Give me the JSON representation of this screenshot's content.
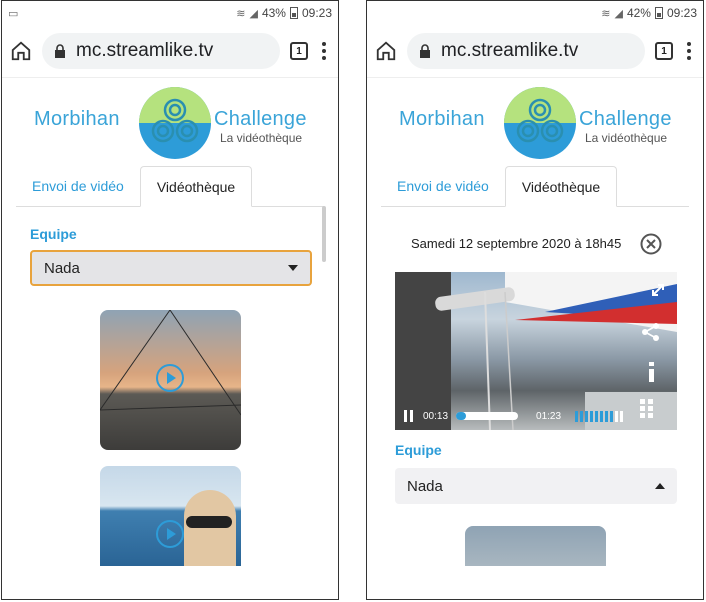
{
  "status": [
    {
      "battery": "43%",
      "time": "09:23"
    },
    {
      "battery": "42%",
      "time": "09:23"
    }
  ],
  "browser": {
    "url": "mc.streamlike.tv",
    "tab_count": "1"
  },
  "logo": {
    "left_word": "Morbihan",
    "right_word": "Challenge",
    "subtitle": "La vidéothèque"
  },
  "tabs": {
    "upload": "Envoi de vidéo",
    "library": "Vidéothèque"
  },
  "filter": {
    "label": "Equipe",
    "value": "Nada"
  },
  "player": {
    "date": "Samedi 12 septembre 2020 à 18h45",
    "elapsed": "00:13",
    "duration": "01:23",
    "progress": 0.16,
    "volume": 0.8
  },
  "colors": {
    "accent": "#2d9cd8",
    "select_focus": "#e8a33d"
  }
}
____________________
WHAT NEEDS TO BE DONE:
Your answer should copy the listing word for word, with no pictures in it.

SOLUTION BELOW:
Give me the JSON representation of this screenshot's content.
{
  "status": [
    {
      "battery": "43%",
      "time": "09:23"
    },
    {
      "battery": "42%",
      "time": "09:23"
    }
  ],
  "browser": {
    "url": "mc.streamlike.tv",
    "tab_count": "1"
  },
  "logo": {
    "left_word": "Morbihan",
    "right_word": "Challenge",
    "subtitle": "La vidéothèque"
  },
  "tabs": {
    "upload": "Envoi de vidéo",
    "library": "Vidéothèque"
  },
  "filter": {
    "label": "Equipe",
    "value": "Nada"
  },
  "player": {
    "date": "Samedi 12 septembre 2020 à 18h45",
    "elapsed": "00:13",
    "duration": "01:23",
    "progress": 0.16,
    "volume": 0.8
  },
  "colors": {
    "accent": "#2d9cd8",
    "select_focus": "#e8a33d"
  }
}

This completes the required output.